Yom Rishon, 16 AdarI 5781
Sunday, 28 February 2021
Parashat Emor 2015

Parashat Emor
8th May 2015 - Rabbi Charley Baginsky

There is a popular word game in my family, it goes as follows: one person says “I’ve got business” to which they then add a business, such as racing horses. The others then ask “how’s business” and the first replies with an appropriate answer such as, in this case “well it fell at the first hurdles” or:

I’ve got business
What’s your business?
How’s business?

Were this game to be continued with reference to this week’s portion it might go something like this:
I’ve got business
What’s your business?
The Priesthood.
How’s business?
It takes a lot of sacrifice!

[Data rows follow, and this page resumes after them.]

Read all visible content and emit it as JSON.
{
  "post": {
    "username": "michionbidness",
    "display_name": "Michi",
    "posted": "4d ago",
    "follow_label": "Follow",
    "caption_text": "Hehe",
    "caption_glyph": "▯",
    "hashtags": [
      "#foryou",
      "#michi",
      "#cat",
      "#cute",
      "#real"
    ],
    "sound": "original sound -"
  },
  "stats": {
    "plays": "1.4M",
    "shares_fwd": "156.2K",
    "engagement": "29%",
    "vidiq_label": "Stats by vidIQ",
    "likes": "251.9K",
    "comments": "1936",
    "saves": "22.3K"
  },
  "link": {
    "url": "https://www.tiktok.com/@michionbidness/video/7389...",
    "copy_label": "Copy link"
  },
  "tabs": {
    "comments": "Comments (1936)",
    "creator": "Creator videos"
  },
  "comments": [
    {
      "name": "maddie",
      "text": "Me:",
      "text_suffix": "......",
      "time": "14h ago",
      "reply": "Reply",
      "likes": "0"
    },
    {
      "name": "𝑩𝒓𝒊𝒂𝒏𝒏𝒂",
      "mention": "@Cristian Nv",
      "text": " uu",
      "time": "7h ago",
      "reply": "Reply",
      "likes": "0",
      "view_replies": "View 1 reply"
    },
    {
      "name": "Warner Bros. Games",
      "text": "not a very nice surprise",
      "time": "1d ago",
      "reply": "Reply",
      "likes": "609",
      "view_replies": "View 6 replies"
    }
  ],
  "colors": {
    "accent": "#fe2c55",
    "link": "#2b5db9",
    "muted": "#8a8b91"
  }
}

Perhaps you can do better? All very amusing, but actually there is a little to smile about in this week’s portion when it comes to the ·business of priests – indeed I am sure the following passage makes us all squirm:

Say to Aaron: ‘For the generations to come none of your descendants who has a defect may come near to offer the food of his God. No person who has any defect may come near: no person who is blind or lame, disfigured or deformed; no person with a crippled foot or hand, or who is hunchbacked or dwarfed, or who has any eye defect, or who has festering or running sores or damaged testicles. No descendant of Aaron the priest who has any defect is to come near to present the offerings made to God by fire. If they have a defect; They must not come near to offer the food of his God. (Leviticus 21:16-21).

According to these rules any kind of difference, anything that stops a person being seen as whole, makes them ineligible to draw near to God. It is one of those passages in the Torah that one wonders about drawing the attention of the congregation to for fear of alienating them from the scripture as a whole. And yet, one only has to relook at the characters of the Torah, those who drew closest to God to see what a bizarre statement this is - Abraham and Sarah are described by the Talmud as tumtumim – meaning of uncertain sex. Other traditions see Isaac and Leah both as having visual impairments, Jacob after wrestling with the angel is left limping and Moses famously had a stutter, relying on Aaron to deliver important speeches. Indeed, if one really presses this statement of the Torah that the Priest must be totally without blemish to its full extent then it would seem that even those closest to God were not and would not be eligible to serve in the Temple.

Perhaps as Progressive Jews, who have no desire to return to Temple times, this is of no consequence and yet I am loathe to just leave it alone and not try and understand it a little bit more. Interestingly in the same portion we have one of the most democratic commandments – keeping Shabbat and leaving the edges of the fields for the poor. Shabbat represents ultimate freedom, for only those who are free can rest – it should therefore be a basic right of all – as the Torah tells us the men, the women, the children, the stranger within our gates and even the animals are entitled to celebrate the Shabbat. The command to also leave the edges of our fields tells us that all of us can play a part in building a fairer society, our metaphorical fields may be large or small, but all most afford to leave the corners for those less well off than ourselves. Within one portion we are faced with two models of being holy – the non-democratic inherited priesthood which includes only those who have no blemish or scar and the democratic, the one open to all, a method which seeks freedom and sustenance for all, that requires no fancy garments, no sweet smelling incense and takes us where we are at – warts and all so to speak, allows us to be ourselves.

It strikes me that days before the upcoming elections that this is a poignant portion. We are well aware that it is not a perfect world and that it is unlikely in our lifetimes that we ourselves or our world will reach perfection. Yet we need to remain equally aware that this does not stop us from having an obligation towards the journey of making it better.

In Progressive Judaism we stand so completely removed from the ancient world of Priests without blemishes – we see our Rabbis and so too our politicians with all their flaws and as for burnt offerings – well for starters there are far too many health and safety regulations for them. But while our responsibility to vote and to vote with our conscious is one which I know many of us take very seriously, it cannot end at the ballot box. Alongside those we give the power to govern each of us must also take their own part in seeking to create a more complete and fair world. Each of us, in our own ways are imperfect, Each of us have wounds that connect with individual stories, each of us have places where we are broken – some in visible places and some in invisible ones but this brokenness should provide us with a reminder that holiness comes from helping to provide and support others who are in need and not just expect this to be the responsibility of those we elect.